Stored items from a collection:
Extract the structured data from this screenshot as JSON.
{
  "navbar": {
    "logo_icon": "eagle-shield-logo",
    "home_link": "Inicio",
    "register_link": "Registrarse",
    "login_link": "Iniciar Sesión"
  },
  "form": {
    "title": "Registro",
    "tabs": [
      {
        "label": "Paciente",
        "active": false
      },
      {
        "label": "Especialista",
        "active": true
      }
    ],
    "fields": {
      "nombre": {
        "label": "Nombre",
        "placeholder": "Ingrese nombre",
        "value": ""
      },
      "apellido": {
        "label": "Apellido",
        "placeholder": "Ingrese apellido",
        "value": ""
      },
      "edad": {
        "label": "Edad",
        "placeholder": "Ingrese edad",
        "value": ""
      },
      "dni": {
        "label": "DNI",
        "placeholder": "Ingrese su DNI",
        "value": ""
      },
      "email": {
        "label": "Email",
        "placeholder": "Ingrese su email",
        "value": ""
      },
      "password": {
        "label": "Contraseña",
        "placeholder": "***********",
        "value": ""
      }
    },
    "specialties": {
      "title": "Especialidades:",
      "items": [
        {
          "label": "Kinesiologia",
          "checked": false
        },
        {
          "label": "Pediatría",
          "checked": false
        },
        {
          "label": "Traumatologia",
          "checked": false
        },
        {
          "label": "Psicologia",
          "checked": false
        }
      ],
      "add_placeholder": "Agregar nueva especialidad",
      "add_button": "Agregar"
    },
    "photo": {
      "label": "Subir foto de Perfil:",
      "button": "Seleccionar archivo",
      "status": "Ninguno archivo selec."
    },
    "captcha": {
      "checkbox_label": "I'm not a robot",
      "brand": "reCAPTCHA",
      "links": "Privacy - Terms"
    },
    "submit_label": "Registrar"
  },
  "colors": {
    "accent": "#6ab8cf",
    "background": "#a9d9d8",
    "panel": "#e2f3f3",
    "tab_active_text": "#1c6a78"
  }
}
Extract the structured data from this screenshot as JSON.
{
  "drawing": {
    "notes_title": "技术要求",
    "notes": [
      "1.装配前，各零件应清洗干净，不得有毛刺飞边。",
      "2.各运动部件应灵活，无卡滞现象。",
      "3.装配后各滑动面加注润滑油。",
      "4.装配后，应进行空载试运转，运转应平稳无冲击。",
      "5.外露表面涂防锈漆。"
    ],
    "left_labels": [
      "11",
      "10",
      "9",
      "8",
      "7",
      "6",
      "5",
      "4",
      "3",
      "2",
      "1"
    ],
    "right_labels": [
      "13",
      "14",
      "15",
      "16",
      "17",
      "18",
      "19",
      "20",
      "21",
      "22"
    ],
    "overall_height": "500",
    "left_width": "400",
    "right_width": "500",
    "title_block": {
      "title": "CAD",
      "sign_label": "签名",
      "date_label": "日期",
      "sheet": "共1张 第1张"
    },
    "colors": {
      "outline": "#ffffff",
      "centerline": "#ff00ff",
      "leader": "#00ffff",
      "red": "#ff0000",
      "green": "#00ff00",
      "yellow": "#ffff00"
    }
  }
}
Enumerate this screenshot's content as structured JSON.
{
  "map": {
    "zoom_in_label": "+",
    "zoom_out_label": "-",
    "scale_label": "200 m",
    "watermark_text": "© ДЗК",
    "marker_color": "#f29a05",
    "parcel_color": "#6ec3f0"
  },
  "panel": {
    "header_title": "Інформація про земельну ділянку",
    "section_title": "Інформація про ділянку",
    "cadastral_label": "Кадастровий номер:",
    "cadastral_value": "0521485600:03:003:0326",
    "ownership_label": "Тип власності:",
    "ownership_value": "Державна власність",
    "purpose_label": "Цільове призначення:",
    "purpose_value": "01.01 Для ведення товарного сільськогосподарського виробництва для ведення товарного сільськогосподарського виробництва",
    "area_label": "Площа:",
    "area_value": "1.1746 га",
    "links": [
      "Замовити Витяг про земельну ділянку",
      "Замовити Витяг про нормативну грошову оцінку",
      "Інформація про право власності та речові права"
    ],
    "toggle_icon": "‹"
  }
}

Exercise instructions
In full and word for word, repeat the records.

Output
Extract the structured data from this screenshot as JSON.
{
  "navbar": {
    "logo_icon": "eagle-shield-logo",
    "home_link": "Inicio",
    "register_link": "Registrarse",
    "login_link": "Iniciar Sesión"
  },
  "form": {
    "title": "Registro",
    "tabs": [
      {
        "label": "Paciente",
        "active": false
      },
      {
        "label": "Especialista",
        "active": true
      }
    ],
    "fields": {
      "nombre": {
        "label": "Nombre",
        "placeholder": "Ingrese nombre",
        "value": ""
      },
      "apellido": {
        "label": "Apellido",
        "placeholder": "Ingrese apellido",
        "value": ""
      },
      "edad": {
        "label": "Edad",
        "placeholder": "Ingrese edad",
        "value": ""
      },
      "dni": {
        "label": "DNI",
        "placeholder": "Ingrese su DNI",
        "value": ""
      },
      "email": {
        "label": "Email",
        "placeholder": "Ingrese su email",
        "value": ""
      },
      "password": {
        "label": "Contraseña",
        "placeholder": "***********",
        "value": ""
      }
    },
    "specialties": {
      "title": "Especialidades:",
      "items": [
        {
          "label": "Kinesiologia",
          "checked": false
        },
        {
          "label": "Pediatría",
          "checked": false
        },
        {
          "label": "Traumatologia",
          "checked": false
        },
        {
          "label": "Psicologia",
          "checked": false
        }
      ],
      "add_placeholder": "Agregar nueva especialidad",
      "add_button": "Agregar"
    },
    "photo": {
      "label": "Subir foto de Perfil:",
      "button": "Seleccionar archivo",
      "status": "Ninguno archivo selec."
    },
    "captcha": {
      "checkbox_label": "I'm not a robot",
      "brand": "reCAPTCHA",
      "links": "Privacy - Terms"
    },
    "submit_label": "Registrar"
  },
  "colors": {
    "accent": "#6ab8cf",
    "background": "#a9d9d8",
    "panel": "#e2f3f3",
    "tab_active_text": "#1c6a78"
  }
}
Extract the structured data from this screenshot as JSON.
{
  "drawing": {
    "notes_title": "技术要求",
    "notes": [
      "1.装配前，各零件应清洗干净，不得有毛刺飞边。",
      "2.各运动部件应灵活，无卡滞现象。",
      "3.装配后各滑动面加注润滑油。",
      "4.装配后，应进行空载试运转，运转应平稳无冲击。",
      "5.外露表面涂防锈漆。"
    ],
    "left_labels": [
      "11",
      "10",
      "9",
      "8",
      "7",
      "6",
      "5",
      "4",
      "3",
      "2",
      "1"
    ],
    "right_labels": [
      "13",
      "14",
      "15",
      "16",
      "17",
      "18",
      "19",
      "20",
      "21",
      "22"
    ],
    "overall_height": "500",
    "left_width": "400",
    "right_width": "500",
    "title_block": {
      "title": "CAD",
      "sign_label": "签名",
      "date_label": "日期",
      "sheet": "共1张 第1张"
    },
    "colors": {
      "outline": "#ffffff",
      "centerline": "#ff00ff",
      "leader": "#00ffff",
      "red": "#ff0000",
      "green": "#00ff00",
      "yellow": "#ffff00"
    }
  }
}
Enumerate this screenshot's content as structured JSON.
{
  "map": {
    "zoom_in_label": "+",
    "zoom_out_label": "-",
    "scale_label": "200 m",
    "watermark_text": "© ДЗК",
    "marker_color": "#f29a05",
    "parcel_color": "#6ec3f0"
  },
  "panel": {
    "header_title": "Інформація про земельну ділянку",
    "section_title": "Інформація про ділянку",
    "cadastral_label": "Кадастровий номер:",
    "cadastral_value": "0521485600:03:003:0326",
    "ownership_label": "Тип власності:",
    "ownership_value": "Державна власність",
    "purpose_label": "Цільове призначення:",
    "purpose_value": "01.01 Для ведення товарного сільськогосподарського виробництва для ведення товарного сільськогосподарського виробництва",
    "area_label": "Площа:",
    "area_value": "1.1746 га",
    "links": [
      "Замовити Витяг про земельну ділянку",
      "Замовити Витяг про нормативну грошову оцінку",
      "Інформація про право власності та речові права"
    ],
    "toggle_icon": "‹"
  }
}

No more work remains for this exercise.